Problem details: From the records below, determine the number of lines containing "kiếm". Output that number alone.

Top of Input records

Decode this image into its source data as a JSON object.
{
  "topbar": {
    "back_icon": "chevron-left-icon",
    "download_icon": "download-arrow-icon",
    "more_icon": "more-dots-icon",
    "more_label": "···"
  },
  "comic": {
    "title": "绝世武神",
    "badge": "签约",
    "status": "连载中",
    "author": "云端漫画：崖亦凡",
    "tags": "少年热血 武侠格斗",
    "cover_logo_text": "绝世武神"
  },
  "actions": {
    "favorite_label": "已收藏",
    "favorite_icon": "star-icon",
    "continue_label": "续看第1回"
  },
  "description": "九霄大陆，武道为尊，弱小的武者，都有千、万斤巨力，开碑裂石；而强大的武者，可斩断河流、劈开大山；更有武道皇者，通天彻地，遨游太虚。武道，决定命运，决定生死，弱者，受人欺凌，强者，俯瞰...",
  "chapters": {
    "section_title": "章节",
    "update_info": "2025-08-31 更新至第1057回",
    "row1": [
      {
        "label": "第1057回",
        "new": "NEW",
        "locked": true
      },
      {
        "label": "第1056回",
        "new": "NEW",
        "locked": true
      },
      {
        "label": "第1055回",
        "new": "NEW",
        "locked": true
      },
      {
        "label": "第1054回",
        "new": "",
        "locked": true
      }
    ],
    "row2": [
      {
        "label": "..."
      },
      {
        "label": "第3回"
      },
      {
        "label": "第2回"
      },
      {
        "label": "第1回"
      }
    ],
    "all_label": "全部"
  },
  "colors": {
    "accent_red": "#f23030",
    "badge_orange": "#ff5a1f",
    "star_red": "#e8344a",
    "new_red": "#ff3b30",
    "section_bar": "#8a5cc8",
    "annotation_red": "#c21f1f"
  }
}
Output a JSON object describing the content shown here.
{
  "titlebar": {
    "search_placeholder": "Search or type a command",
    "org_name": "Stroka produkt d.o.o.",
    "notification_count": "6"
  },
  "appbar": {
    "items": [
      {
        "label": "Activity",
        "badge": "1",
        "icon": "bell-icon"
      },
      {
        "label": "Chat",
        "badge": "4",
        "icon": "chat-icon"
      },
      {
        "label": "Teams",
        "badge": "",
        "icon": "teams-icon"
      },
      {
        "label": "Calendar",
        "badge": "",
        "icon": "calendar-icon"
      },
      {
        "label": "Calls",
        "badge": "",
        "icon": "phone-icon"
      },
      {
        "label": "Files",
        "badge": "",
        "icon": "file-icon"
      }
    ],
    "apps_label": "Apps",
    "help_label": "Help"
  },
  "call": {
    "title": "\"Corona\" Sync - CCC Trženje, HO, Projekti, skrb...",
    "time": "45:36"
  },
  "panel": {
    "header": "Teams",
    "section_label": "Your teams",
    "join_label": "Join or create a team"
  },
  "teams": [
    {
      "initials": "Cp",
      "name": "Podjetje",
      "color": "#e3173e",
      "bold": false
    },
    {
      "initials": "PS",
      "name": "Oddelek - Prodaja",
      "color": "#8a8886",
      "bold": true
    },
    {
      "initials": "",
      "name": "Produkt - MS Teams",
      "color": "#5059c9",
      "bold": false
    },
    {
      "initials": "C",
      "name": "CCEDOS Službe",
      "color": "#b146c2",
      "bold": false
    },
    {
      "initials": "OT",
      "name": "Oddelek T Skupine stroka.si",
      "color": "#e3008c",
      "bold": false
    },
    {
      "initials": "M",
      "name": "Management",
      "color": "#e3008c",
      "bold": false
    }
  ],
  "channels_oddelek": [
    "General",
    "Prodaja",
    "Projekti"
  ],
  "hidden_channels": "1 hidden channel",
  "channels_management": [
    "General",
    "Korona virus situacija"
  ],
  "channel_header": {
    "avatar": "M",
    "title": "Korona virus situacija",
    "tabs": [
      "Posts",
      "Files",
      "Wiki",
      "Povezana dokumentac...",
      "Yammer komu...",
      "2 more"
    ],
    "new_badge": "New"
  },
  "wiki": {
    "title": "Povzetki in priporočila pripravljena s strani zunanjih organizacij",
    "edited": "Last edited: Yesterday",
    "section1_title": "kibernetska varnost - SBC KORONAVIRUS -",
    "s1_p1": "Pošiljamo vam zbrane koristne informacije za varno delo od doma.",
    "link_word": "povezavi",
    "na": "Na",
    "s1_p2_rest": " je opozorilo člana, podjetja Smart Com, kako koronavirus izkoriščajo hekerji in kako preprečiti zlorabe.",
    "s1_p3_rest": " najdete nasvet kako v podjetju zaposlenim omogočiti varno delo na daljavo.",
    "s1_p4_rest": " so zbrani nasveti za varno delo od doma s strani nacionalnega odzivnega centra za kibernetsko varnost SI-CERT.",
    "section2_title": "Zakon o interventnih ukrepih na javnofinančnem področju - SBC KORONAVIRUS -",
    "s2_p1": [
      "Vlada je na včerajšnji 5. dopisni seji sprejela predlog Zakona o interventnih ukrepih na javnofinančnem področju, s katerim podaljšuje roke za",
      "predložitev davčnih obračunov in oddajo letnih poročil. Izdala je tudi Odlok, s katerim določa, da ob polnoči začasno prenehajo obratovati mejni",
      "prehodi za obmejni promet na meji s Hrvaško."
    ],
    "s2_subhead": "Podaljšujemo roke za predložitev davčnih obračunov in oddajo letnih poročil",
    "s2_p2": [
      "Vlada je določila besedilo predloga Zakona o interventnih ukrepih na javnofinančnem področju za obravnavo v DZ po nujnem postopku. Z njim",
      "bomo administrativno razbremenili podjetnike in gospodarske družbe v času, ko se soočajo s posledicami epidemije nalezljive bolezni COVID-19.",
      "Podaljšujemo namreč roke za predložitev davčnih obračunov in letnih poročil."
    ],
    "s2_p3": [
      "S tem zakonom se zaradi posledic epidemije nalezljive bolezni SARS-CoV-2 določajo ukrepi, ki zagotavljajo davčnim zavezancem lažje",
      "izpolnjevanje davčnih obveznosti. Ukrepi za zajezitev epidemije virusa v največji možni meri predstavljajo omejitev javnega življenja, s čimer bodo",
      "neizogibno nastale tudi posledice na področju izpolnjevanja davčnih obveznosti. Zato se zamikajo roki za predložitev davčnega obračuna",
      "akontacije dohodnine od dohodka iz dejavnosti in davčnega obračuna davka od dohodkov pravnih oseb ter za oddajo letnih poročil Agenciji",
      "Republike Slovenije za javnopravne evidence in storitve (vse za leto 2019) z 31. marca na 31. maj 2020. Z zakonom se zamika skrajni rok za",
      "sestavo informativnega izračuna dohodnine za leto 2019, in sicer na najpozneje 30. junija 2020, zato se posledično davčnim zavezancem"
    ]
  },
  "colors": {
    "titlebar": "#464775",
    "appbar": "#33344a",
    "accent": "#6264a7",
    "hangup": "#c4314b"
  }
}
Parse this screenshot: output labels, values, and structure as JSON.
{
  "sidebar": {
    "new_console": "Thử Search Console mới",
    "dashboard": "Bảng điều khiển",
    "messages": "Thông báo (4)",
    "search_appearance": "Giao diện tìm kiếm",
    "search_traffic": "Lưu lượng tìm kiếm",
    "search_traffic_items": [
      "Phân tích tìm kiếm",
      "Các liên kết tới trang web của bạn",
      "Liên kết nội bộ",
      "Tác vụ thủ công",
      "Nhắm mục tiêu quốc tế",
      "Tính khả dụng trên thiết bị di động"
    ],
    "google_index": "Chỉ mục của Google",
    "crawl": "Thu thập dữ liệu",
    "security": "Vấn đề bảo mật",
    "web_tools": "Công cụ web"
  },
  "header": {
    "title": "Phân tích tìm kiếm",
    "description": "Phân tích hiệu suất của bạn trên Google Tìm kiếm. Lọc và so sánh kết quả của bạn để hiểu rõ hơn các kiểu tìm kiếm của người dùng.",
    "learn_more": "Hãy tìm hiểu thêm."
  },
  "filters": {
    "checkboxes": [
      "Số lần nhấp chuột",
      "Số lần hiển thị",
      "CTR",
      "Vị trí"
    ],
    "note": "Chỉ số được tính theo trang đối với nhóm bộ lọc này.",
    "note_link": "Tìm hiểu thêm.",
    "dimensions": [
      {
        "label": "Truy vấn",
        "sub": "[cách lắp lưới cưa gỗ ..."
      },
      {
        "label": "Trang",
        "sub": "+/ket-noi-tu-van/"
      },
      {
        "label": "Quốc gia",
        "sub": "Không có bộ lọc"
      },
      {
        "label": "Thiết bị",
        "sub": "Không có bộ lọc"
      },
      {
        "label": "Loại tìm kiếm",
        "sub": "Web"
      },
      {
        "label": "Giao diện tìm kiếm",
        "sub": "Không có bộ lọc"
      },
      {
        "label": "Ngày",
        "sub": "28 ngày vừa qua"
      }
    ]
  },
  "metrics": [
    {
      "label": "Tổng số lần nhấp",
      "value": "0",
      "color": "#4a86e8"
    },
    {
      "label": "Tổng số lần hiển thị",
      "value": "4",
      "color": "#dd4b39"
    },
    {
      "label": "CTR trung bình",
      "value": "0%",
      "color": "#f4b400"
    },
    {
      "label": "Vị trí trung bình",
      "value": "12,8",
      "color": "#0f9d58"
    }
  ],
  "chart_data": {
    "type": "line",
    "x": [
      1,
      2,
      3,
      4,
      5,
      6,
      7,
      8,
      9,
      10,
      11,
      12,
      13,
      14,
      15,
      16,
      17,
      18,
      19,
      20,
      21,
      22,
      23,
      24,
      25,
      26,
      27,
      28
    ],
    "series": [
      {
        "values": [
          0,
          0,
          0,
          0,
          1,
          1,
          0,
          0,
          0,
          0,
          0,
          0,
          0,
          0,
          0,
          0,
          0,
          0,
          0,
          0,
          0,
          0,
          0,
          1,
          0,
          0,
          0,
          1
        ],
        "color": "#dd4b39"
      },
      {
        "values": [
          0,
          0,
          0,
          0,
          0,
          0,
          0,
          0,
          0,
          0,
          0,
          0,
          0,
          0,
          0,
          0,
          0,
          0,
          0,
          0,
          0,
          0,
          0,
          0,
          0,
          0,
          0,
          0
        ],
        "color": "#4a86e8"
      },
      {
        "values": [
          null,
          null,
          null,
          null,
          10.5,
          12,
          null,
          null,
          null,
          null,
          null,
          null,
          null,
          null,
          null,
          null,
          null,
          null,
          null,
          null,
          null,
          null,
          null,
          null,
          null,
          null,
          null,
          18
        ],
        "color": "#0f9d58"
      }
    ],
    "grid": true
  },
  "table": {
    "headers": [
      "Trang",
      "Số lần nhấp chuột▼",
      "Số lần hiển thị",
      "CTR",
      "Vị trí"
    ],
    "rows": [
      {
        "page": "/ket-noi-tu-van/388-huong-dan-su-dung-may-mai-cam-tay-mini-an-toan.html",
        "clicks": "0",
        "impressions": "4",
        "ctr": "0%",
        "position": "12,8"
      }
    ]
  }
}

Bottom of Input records

Reply to the task: 7